The A239, a short road in south London, is probably the shortest A-road to have two detached sections, plus a branch and a secret section!
Route: Mitcham Common – Morden Park
The A239 starts on Mitcham Common, near Mitcham Junction station on the A237. It proceeds northwestwards along Cranmer Road over a railway bridge and continues across the common to a mini-roundabout where it meets Madeira Road, a branch of the A239 which runs eastwards across the common, past the Canons sports centre to a traffic-light-controlled junction with the A236. Cranmer Road continues northwestwards past St Peter's and St Paul's Church, a war memorial, and the famous Mitcham Cricket Club ground to London Road. Here the cricket ground is on the right and the pavilion on the left with players needing to cross the A239 to access the pitch. Something probably unique in cricket! Mitcham cricket club is among the oldest in the world. The total length of the A239 to this point including the branch is about 1 mile.
The road then turns left onto London Road and multiplexes with the dual carriageway A217 as far as Mitcham Station, where there is a crossroads with Morden Road and the unclassified Tramway Path. Mitcham station is now a tram station on Croydon Tramlink but "Tramway Path" has much older roots. Prior to Croydon Tramlink the line was a "heavy" rail line from West Croydon to Wimbledon, but even this was its second incarnation, for the route to Mitcham Junction originally opened in 1803 as the horse-drawn Surrey Iron Railway, a plateway tramroad running from Wandsworth to Croydon. Mitcham Station has an arguable claim to be the oldest still-open railway station in the world. The modern tramway crosses under the A217 (where the two tracks are interlaced owing to the narrowness of the bridge), whereas the ancient tramway apparently had a level crossing.

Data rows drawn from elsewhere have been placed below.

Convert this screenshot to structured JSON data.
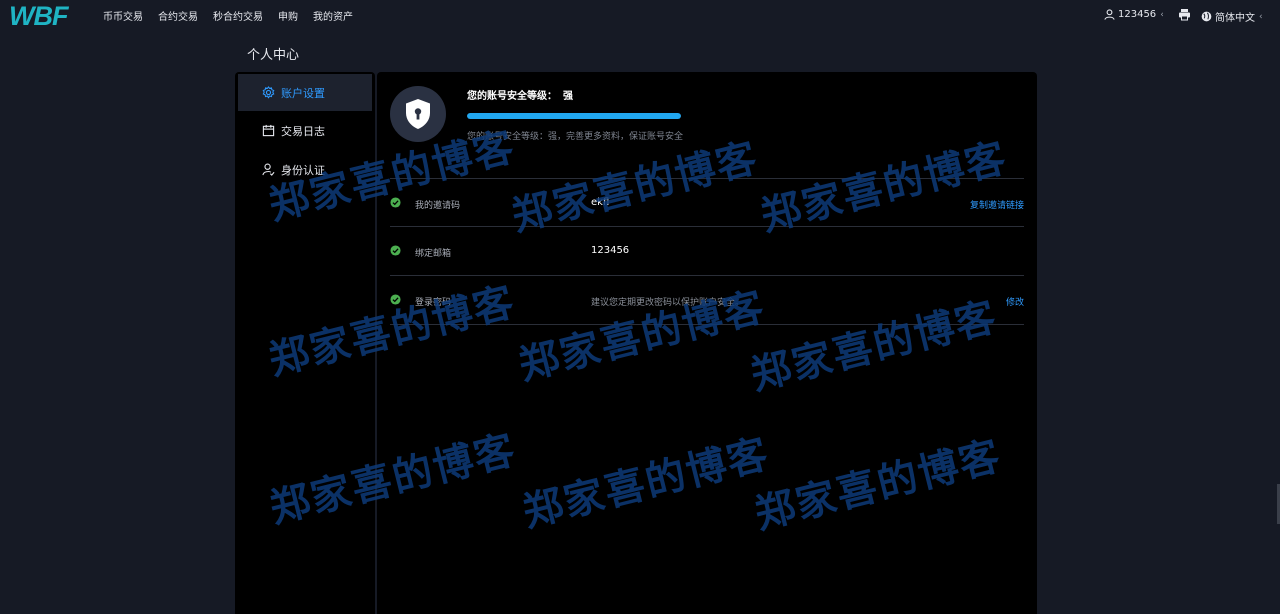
{
  "header": {
    "logo_text": "WBF",
    "nav": [
      "币币交易",
      "合约交易",
      "秒合约交易",
      "申购",
      "我的资产"
    ],
    "username": "123456",
    "language": "简体中文"
  },
  "page_title": "个人中心",
  "sidebar": {
    "items": [
      {
        "label": "账户设置",
        "icon": "gear-icon",
        "active": true
      },
      {
        "label": "交易日志",
        "icon": "calendar-icon",
        "active": false
      },
      {
        "label": "身份认证",
        "icon": "user-verify-icon",
        "active": false
      }
    ]
  },
  "security": {
    "label": "您的账号安全等级：",
    "level": "强",
    "progress": 1.0,
    "tip": "您的账号安全等级：强，完善更多资料，保证账号安全"
  },
  "rows": [
    {
      "label": "我的邀请码",
      "value": "ekfl",
      "action": "复制邀请链接"
    },
    {
      "label": "绑定邮箱",
      "value": "123456",
      "action": ""
    },
    {
      "label": "登录密码",
      "value": "建议您定期更改密码以保护账户安全。",
      "action": "修改"
    }
  ],
  "watermark": "郑家喜的博客",
  "colors": {
    "accent": "#2f9bff",
    "progress": "#21a7f0",
    "check": "#4caf50",
    "watermark": "#0d3a78"
  }
}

From Mitcham Station, the A239 leaves the A217 and runs along Morden Road, winding its way past an industrial area and around the edge of Morden Hall Park, a historic former country estate now marooned in London and owned by the National Trust, for about a kilometre, before crossing the River Wandle and reaching the A297 roundabout, south of Morden. The A239 then continues for just under a mile along Central Road, southwesterly to Lower Morden where, after meeting the B278 and turning right, it ends at a set of traffic lights on the A24, opposite Morden Park.
Although still marked on maps as the A239, Central Road has not been signposted as such for over thirty years in the author's recollection.
The A239 number was originally reserved for the Kingston bypass, but this opened as the A3. The road number then lay dormant until about 1930, when it was decided that it should be allocated to three separate Class II roads in the Mitcham area, thus giving the A239 its current route consisting two disconnected sections, one with a spur. As such, it took over the B273 Cranmer Road and B274 Madeira Road in Mitcham as well as the B275 which comprised Morden Road and Central Road, connecting the A217 to the A24 in Morden.